Nick: In AIOps news, StormForge, which does intelligent, cloud-native application performance testing and resource scaling and optimization, has received the 2022 AI Breakthrough Award for AIOps Platform of the Year. The company's platform automatically improves the efficiency of cloud native environments by analyzing observability and performance testing data, then uses machine learning to recommend real-time configuration changes that reduce resource usage and cost while ensuring application performance. The platform includes the recently announced StormForge Optimize Live solution, which eliminates any gaps between pre-production and production optimization, proactively and continuously ensuring peak efficiency for organizations using Kubernetes.
Meanwhile, in a less braggadocious but perhaps more meaningful move, AIOps vendor DataStax has secured $115M in additional funding from the Growth Equity business within Goldman Sachs, as well as RCM Private Markets and EDB Investments. This brings total funding for the Cassandra vendor to $343 million, giving it a valuation of $1.6 billion. DataStax is a heavy contributor to the Cassandra database platform, which is increasingly replacing traditional databases such as Oracle.

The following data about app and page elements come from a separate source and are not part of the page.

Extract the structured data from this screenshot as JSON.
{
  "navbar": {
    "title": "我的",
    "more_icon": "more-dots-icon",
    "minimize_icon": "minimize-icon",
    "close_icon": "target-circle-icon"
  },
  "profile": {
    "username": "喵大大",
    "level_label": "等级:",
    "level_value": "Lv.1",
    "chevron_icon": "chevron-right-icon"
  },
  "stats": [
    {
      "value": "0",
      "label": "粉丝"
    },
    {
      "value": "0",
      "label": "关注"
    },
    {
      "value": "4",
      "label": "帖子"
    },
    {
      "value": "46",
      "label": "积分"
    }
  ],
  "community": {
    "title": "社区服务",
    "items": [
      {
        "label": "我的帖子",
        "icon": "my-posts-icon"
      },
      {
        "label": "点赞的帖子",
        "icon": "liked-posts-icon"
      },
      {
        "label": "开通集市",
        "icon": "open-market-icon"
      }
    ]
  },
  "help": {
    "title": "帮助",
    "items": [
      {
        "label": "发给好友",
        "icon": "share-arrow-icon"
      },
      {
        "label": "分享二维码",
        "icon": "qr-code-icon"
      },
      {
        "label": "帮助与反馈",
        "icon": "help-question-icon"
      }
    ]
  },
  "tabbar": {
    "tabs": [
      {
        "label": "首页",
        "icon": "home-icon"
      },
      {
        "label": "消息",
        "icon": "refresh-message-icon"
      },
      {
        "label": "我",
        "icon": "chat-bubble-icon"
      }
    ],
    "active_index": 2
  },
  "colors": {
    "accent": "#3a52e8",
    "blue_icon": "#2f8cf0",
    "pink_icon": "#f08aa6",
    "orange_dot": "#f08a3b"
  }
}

900,00 Kubernetes clusters improperly exposed to the Internet
Eric: Back in May we discussed a report from nonprofit security group the Shadowserver Foundation finding that almost 400,000 Kubernetes API servers were open to the Internet. Now cybersecurity firm Cyble is upping the ante with a report finding that 900,000 clusters are in fact exposed to the Internet at large.
Like the Shadowserver Foundation, Cyble acknowledged that not all of these exposures are active vulnerabilities, they do represent an unnecessarily exposed attack surface and are suggestive of misconfigurations throughout the cluster. Cyble writes, “Misconfigurations like utilizing default container names, not having the Kubernetes Dashboard protected by a secure password and leaving default service ports open to the public can place businesses at risk of data leakage.”

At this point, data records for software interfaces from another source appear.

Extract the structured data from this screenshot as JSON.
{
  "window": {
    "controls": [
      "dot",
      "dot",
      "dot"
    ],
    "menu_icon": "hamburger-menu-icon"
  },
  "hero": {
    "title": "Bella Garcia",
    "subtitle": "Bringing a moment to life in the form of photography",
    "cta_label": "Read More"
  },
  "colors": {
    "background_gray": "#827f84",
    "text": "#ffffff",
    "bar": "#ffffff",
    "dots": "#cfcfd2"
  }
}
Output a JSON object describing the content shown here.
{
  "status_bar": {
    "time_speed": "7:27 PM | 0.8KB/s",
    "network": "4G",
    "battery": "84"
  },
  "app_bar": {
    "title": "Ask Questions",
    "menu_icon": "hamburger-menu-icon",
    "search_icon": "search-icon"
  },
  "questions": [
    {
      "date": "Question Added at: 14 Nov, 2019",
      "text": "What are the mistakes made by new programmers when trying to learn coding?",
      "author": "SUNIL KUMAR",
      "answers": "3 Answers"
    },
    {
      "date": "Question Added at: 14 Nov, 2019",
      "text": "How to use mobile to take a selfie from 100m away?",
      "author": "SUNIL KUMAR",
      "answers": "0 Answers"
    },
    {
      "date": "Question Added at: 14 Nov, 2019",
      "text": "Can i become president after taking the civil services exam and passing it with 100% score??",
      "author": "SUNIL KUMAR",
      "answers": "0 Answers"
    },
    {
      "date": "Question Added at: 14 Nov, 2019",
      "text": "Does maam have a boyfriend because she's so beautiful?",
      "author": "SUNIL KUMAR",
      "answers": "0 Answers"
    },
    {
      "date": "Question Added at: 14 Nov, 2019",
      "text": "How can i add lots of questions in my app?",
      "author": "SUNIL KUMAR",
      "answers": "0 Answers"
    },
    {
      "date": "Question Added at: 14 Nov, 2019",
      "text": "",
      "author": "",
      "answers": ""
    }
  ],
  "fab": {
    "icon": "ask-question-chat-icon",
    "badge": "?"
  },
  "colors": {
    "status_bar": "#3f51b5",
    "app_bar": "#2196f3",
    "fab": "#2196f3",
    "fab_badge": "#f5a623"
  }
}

So what’s the deal here? Why are there so many exposed clusters? Last time we talked about this, we noted that a lot of these clusters probably aren’t meant for production, and that’s part of the picture, but the point I want to emphasize here is that when you’re manually configuring a vanilla Kubernetes cluster, the mistake surface can be quite large. As you set up each node, as you set up the core components on each node and on the control plane, as you set up tools outside of core Kubernetes, there are a lot of junctures where you can make a configuration error that leaves the cluster exposed. You remember back in 2018, misconfigured web dashboards led to crypto-jacking attacks on Tesla and other companies, and that was possible in large part because the dashboards were improperly exposed to the internet.

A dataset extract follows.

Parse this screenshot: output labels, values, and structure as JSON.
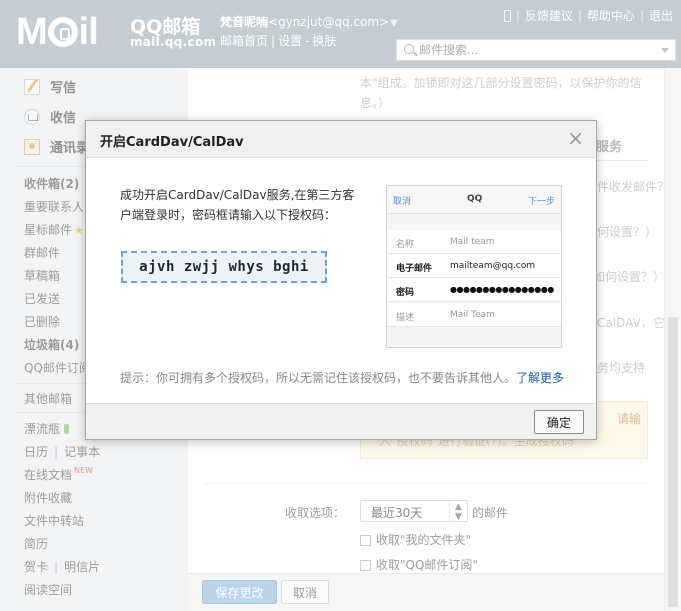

So okay, how do we avoid these kinds of exposures? I guess approach #1 is to be perfect and make no mistakes, but obviously that’s not working out super-well.
Approach #2 is to consider using Kubernetes distributions that simplify setup and are more opinionated about configuration. This isn’t a panacea, but it can at least reduce the number of opportunities for mistakes. We’re big fans of k0s, the open source distro that Mirantis maintains, and a big part of the value there is that it’s lightweight, only includes what you need, and minimizes the complexity of setup.
But even then, a DIY approach isn’t right for many organizations. Kubernetes clusters are critical infrastructure—in the same way that you’re probably not going to try to build an on-site power plant yourself, you might not want to guesswork your way through bootstrapping a cluster. And in that case, bringing in experts or using managed Kubernetes services can really help you set worries about configuration errors aside.
If you’ve already got a cluster running and you’re worried that it might be exposed, double and triple check that you’re blocking or controlling access at the firewall level. And it’s also worth noting here that a lot of these problems are coming from the Kubernetes web dashboard—as an alternative, consider using the Lens IDE, which will give you much more robust visualization and control without the risk of another internet-exposed service on the cluster.
Check out the podcast for more of this week's stories.